> _Work request_: In the listing below, how many lines contain the word "icon"? Please respond with the number only.

> _Information shown_:
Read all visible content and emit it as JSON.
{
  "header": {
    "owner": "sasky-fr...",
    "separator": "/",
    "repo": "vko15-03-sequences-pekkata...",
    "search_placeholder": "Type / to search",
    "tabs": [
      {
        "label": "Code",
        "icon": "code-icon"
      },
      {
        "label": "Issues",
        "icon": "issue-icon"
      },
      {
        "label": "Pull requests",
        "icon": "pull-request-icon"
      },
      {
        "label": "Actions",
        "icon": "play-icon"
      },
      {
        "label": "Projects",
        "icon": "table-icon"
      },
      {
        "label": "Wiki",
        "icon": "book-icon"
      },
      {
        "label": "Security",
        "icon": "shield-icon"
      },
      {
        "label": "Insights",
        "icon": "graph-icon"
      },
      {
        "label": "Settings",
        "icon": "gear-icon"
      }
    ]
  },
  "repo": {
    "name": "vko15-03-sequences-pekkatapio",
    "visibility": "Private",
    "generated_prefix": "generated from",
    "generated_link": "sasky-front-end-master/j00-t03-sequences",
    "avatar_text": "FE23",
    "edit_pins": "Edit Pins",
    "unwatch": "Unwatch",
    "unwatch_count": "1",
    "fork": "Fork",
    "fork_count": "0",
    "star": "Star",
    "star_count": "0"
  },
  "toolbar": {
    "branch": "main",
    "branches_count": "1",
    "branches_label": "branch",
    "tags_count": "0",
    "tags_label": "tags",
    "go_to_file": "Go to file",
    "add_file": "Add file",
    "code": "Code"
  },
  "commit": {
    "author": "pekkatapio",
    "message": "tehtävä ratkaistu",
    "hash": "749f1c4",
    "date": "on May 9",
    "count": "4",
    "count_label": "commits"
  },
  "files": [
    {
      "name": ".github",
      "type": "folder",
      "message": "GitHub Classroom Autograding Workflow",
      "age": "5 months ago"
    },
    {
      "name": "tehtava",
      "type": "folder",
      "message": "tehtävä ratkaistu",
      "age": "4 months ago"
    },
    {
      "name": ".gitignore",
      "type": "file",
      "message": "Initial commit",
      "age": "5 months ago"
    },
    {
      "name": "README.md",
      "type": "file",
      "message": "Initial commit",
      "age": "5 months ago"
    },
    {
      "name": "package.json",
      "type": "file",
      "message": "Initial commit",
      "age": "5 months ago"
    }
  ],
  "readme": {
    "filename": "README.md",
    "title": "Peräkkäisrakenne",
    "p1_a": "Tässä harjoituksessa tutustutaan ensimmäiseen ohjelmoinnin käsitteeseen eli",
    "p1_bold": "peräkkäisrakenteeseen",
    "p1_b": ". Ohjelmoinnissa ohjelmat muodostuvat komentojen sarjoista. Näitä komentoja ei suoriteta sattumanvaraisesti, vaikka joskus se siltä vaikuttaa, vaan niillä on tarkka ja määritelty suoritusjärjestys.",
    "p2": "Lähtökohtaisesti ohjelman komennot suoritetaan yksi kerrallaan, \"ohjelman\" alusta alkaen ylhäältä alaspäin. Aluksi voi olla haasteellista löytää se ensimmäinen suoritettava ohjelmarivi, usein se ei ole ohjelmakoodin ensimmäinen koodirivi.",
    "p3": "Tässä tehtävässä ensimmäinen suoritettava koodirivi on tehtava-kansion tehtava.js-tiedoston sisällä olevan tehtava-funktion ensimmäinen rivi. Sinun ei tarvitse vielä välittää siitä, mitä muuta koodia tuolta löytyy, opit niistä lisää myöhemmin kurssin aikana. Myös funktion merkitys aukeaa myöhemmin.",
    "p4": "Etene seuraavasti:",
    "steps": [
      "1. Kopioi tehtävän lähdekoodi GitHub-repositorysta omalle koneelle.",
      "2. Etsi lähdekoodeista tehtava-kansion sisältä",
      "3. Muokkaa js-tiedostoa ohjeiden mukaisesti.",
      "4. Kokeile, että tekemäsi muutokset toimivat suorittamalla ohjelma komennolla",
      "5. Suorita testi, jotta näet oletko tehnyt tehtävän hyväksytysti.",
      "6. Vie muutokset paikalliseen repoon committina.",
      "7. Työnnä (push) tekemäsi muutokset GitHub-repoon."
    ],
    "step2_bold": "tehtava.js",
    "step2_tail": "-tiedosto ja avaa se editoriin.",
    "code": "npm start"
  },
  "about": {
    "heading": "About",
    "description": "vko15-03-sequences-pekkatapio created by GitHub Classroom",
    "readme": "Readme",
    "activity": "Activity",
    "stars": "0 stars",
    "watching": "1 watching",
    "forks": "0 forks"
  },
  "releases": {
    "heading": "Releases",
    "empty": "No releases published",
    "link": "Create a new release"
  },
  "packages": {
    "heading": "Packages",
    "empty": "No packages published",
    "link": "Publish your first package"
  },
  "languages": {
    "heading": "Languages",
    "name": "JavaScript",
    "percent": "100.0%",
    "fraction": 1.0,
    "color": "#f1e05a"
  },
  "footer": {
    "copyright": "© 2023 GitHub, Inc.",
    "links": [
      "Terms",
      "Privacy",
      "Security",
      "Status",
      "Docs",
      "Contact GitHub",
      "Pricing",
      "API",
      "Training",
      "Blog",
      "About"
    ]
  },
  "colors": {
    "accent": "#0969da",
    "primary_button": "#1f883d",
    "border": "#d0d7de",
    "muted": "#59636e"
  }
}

> _Exercise response_: 9